You know those people who, when faced with an offensive comment on the Internet, will point out its flaws in grammar and spelling rather than respond to the content? Yeah, I used to be one of those people. In my youth, I cherished my St. Martin’s Handbook as a Bible of all things grammar, and I took great pride in knowing all the comma rules by heart. I remember an assignment in sixth grade English in which we had to give a speech about our pet peeve. I chose improper grammar as my peeve. I took great delight in jumping on incorrect “your” usage anywhere I saw it, and I just devoured Eats, Shoots & Leaves.
Fortunately, that phase ended for me at about the same time I signed up for facebook, back in 2007. I dodged a bullet. Maybe it was coincidence, but maybe it was just disinterest after finding out that the Internet was full of people who cared much more ferociously about grammar than I did, unlike my southwestern Pennsylvania high school. I was a grammar hipster.
Whatever the reason, it’s come as a somewhat nasty surprise this year to find that I can’t instinctively explain to my students here why a comma is needed somewhere. Too often my attempt at an explanation ends with, “It just feels right.” But it doesn’t feel right to use my Native Speaker Card to finish discussions like that. It feels like cheating. So, I’ve turned to the one grammar handbook I have here, the oft-touted Strunk & White’s The Elements of Style. And oh my gosh, I wish I’d read it when I was younger! It has an elegance and a cheeky pretension that I would have loved back then. For example:
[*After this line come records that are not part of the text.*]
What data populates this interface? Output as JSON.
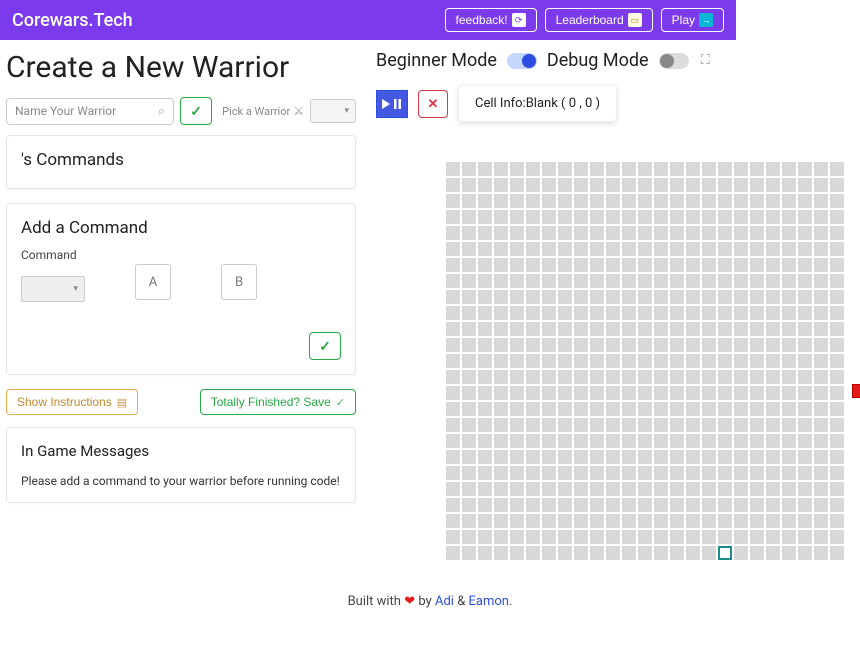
{
  "header": {
    "brand": "Corewars.Tech",
    "feedback_label": "feedback!",
    "leaderboard_label": "Leaderboard",
    "play_label": "Play"
  },
  "page": {
    "title": "Create a New Warrior",
    "name_placeholder": "Name Your Warrior",
    "pick_label": "Pick a Warrior"
  },
  "commands_card": {
    "title": "'s Commands"
  },
  "add_command": {
    "title": "Add a Command",
    "command_label": "Command",
    "a_label": "A",
    "b_label": "B"
  },
  "actions": {
    "show_instructions": "Show Instructions",
    "save": "Totally Finished? Save"
  },
  "messages": {
    "title": "In Game Messages",
    "body": "Please add a command to your warrior before running code!"
  },
  "modes": {
    "beginner": "Beginner Mode",
    "debug": "Debug Mode"
  },
  "cell_info": {
    "prefix": "Cell Info:",
    "value": "Blank ( 0 , 0 )"
  },
  "footer": {
    "built": "Built with",
    "by": "by",
    "amp": "&",
    "adi": "Adi",
    "eamon": "Eamon",
    "period": "."
  },
  "grid": {
    "cols": 25,
    "rows": 25
  }
}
An expression sometimes merely enjoys a vogue, much as an article of apparel does. Like has long been widely misused by the illiterate; lately it has been taken up by the knowing and the well-informed, who find it catchy, or liberating, and who use it as though they were slumming. If every word or device that achieved currency were immediately authenticated, simply on the ground of popularity, the language would be as chaotic as a ball game with no foul lines. (Strunk & White 52)
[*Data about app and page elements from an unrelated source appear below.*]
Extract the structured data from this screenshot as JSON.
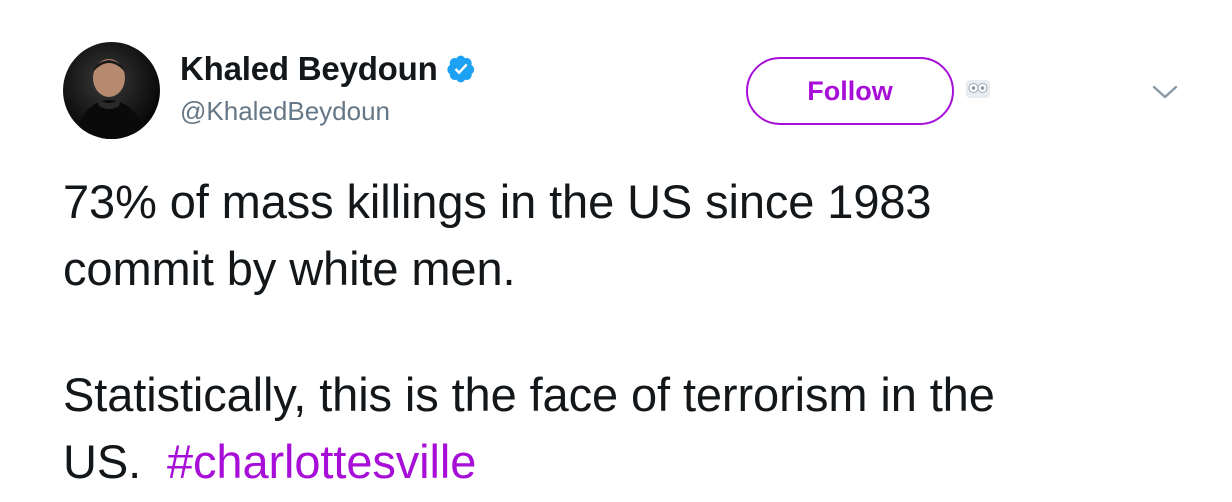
{
  "author": {
    "display_name": "Khaled Beydoun",
    "handle": "@KhaledBeydoun",
    "verified": true
  },
  "follow_button": {
    "label": "Follow"
  },
  "tweet": {
    "line1": "73% of mass killings in the US since 1983",
    "line2": "commit by white men.",
    "line3": "Statistically, this is the face of terrorism in the",
    "line4_prefix": "US.  ",
    "hashtag": "#charlottesville"
  },
  "colors": {
    "accent": "#a70fd8",
    "verified_badge": "#1da1f2",
    "text": "#14171a",
    "secondary_text": "#657786"
  },
  "icons": {
    "verified": "verified-badge-icon",
    "owl": "owl-icon",
    "menu": "chevron-down-icon"
  }
}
But while I appreciate this book as a useful guide and a cultural artifact, I disagree violently with the sentiment that language is worth less when it doesn’t follow the rules. This attitude is a huge part of why reading comments on the Internet makes me want to vomit and/or become a hermit. The point of language is communication, and when you attack a person for every split infinitive, you’re not improving communication, you’re ending it. If I rejected anyone whose grammar wasn’t perfect here, I would have no one to talk to. I still value correctness, but I value interesting conversations more, and I think I’m a more interesting person when I’m contributing to those conversations instead of correcting them.
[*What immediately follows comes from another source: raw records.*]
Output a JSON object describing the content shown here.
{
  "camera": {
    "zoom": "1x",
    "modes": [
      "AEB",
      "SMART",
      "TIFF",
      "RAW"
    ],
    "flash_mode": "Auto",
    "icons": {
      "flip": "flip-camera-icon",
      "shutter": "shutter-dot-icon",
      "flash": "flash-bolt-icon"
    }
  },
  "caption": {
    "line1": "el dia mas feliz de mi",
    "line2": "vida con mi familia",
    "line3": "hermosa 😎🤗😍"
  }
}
Just one more reason I don’t think EFL teaching is for me long-term.